## WHAT IS NEEDED
Below are the records; locate each line with the word "because" and copy it.

*** Opening DATA SECTION ***

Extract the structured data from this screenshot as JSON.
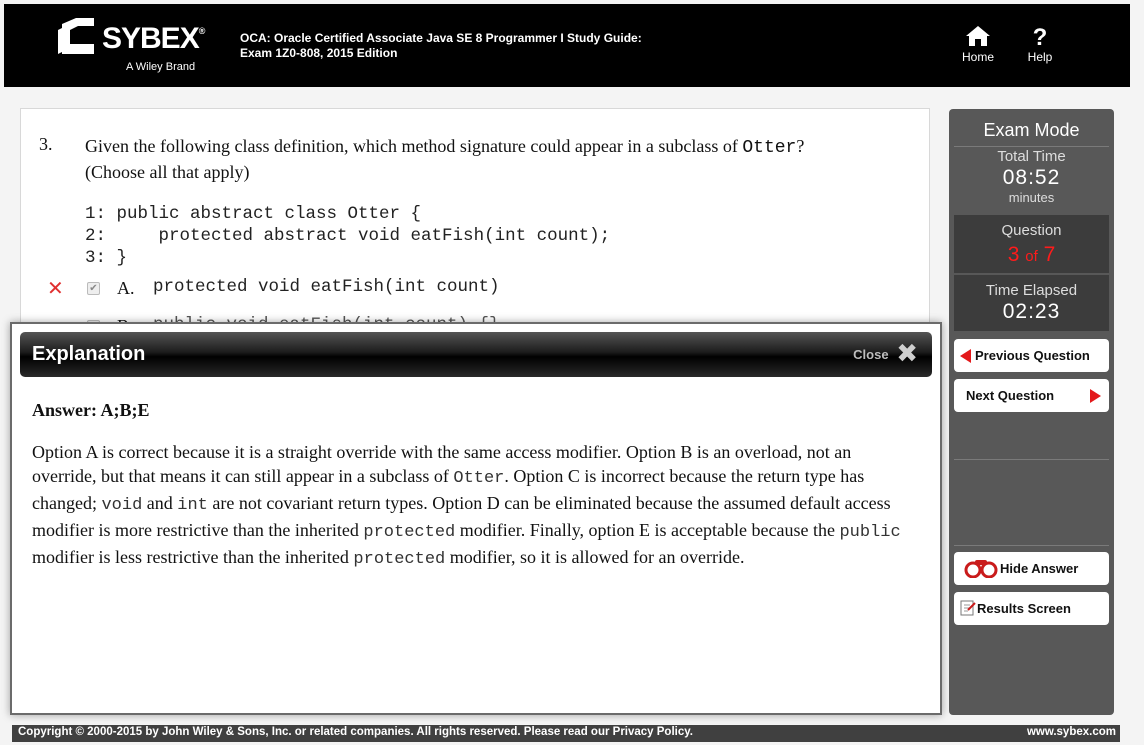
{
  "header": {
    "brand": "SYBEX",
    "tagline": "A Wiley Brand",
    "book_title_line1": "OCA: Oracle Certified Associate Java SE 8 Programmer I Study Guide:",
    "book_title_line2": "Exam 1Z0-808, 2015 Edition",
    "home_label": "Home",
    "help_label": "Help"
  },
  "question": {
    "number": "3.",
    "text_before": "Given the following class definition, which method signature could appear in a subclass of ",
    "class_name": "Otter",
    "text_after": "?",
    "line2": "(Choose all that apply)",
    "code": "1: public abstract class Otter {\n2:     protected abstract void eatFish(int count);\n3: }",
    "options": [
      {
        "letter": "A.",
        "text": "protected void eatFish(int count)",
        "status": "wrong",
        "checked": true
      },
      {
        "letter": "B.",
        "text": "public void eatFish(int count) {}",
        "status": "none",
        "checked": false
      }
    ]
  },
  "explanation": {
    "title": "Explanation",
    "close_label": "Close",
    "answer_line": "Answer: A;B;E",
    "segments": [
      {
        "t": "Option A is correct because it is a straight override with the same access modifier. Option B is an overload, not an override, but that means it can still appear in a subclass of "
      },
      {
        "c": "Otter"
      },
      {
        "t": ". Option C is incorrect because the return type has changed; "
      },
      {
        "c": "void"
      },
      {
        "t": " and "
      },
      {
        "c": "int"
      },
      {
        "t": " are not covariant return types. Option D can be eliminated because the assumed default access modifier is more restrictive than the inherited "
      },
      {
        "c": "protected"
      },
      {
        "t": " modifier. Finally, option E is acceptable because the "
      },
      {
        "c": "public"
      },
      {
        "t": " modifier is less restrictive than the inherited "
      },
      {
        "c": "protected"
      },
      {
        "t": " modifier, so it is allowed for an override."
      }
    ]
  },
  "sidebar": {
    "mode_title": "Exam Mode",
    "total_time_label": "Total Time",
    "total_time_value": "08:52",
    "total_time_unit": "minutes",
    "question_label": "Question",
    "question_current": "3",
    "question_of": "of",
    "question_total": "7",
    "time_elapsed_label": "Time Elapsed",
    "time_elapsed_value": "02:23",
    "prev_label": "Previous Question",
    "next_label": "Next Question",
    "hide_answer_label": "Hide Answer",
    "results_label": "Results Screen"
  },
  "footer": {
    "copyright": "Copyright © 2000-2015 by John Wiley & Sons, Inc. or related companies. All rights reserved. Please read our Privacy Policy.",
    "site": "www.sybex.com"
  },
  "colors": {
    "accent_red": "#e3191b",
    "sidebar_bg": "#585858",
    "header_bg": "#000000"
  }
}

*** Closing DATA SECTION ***

## EXERCISE ANSWER
        "t": "Option A is correct because it is a straight override with the same access modifier. Option B is an overload, not an override, but that means it can still appear in a subclass of "
        "t": ". Option C is incorrect because the return type has changed; "
        "t": " are not covariant return types. Option D can be eliminated because the assumed default access modifier is more restrictive than the inherited "
        "t": " modifier. Finally, option E is acceptable because the "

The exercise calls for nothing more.